Taking this medication before combat would only be doing what the brain is already capable of doing, shutting off reasoning functions and turning on a wholly basic instinctual response. It appears that it would harm the brain more than it would do good. Consider that the dissociative states might be entrenched further into the mind and promote the dissection and partitions of the brain relative to PTSD. PTSD is the breaking of the toggle switch that enables a person to vacillate between a fundamental reflexive reaction to danger signals and the reasoning of common experiences. I do not think that our troops and veterans should be some kind of guinea pig any more than they have been already.


  1. I know exactly what you are talking about . . .your brain is stuck in self preservation and your brain has become dopamine dominant to ensure preservation. Unfortunately, the brain does not easily shift from this mode and the mechanisims must be reset. I am a naturopath who works in this area. I also use the work of a psychotherapist specializing in EMDR. My site is www.whitneygabhartnd.com
    The drug you mentioned is a good tool but more tools must be used in conjunction to pull the person trapped in this brainlandscape out!


  2. I would like to hear more about the dopamine dominate self preservation mechanism and how this can be reset. Also, what do you think about hypnotherapy?

  3. Hi Scott,
    I am glad I found your blog! I wasn't in combat(although I was deployed). I fall into the MST spectrum of PTSD. I have been in theraphy for 2 years.

  4. Hello Aya, feels like we already know each other. Thank you for reading my content and commenting to let me know that you were there. It is an honor to have you here...

  5. Scott,
    Its been about 6 years since I have been back, but it seems like I am now exeperiencing a lot of what you and others I have talked to are talking about. Lot of change in the past 3 years and a lot of stress have forced me to deal with things I thought were long dealt with. Thanks to you and others who write about this stuff.

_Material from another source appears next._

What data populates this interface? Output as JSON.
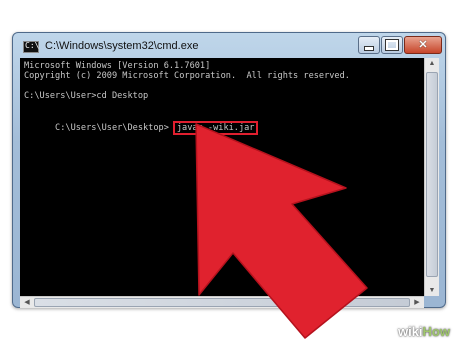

    1. Welcome home Anony, you are welcome and keep reading and seeking help when needed. I urge you to go to Vets Prevail for an online coping skills training to aid in well, coping. If you are not in therapy, please do so. At the top of this blog you will find links under the banner with information of handling VA appointments, how to prepare for mental health emergencies, what to expect in therapy, how to talk to your doctor, etc. I have recently began looking into ways to creatively express my trauma through writing about something other than war and art.

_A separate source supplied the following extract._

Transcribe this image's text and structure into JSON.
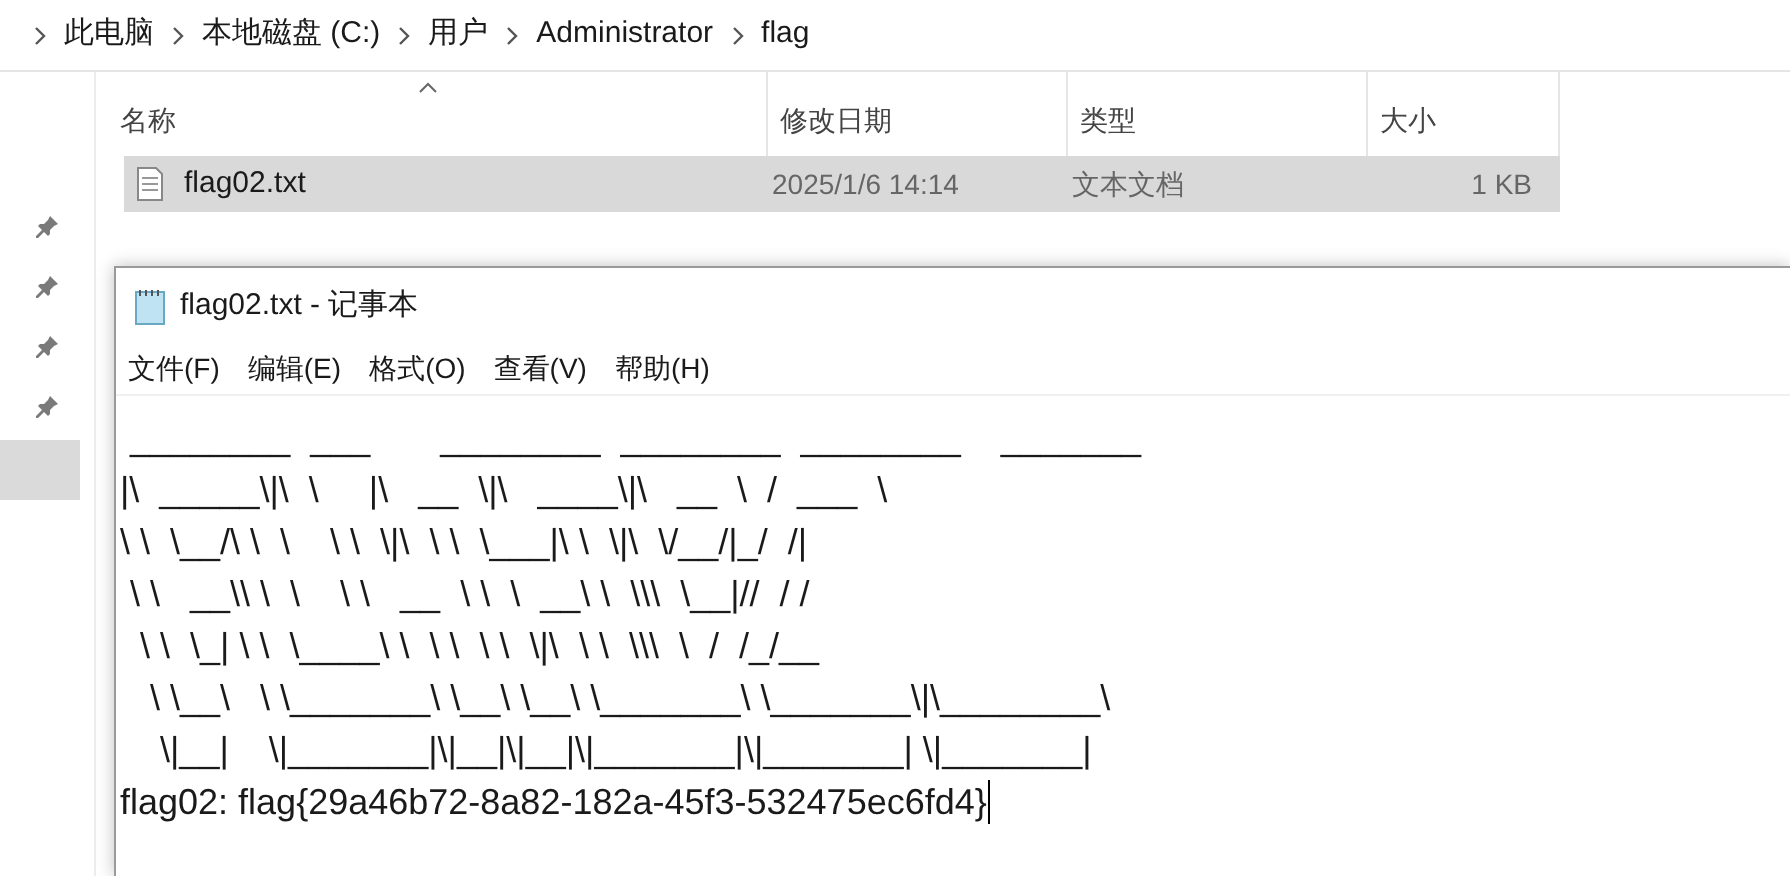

  6. Zoning out or feeling lifeless, I know exactly what you mean. I can never accomplish tasks when I set out to do them right away because the when I zone it can last for a brief period of time or all day or comes and goes, started college classes finally online because I cant deal with the class room setting, I zone out a lot, even when in stores or public settings or talking to family members on the phone it just come out of no where it is really aggravating at times because I feel as if everyday is the same.....2ND INFANTRY DIVISION 3BDE!


Please share your comments, stories and information. Thank you. ~ Scott Lee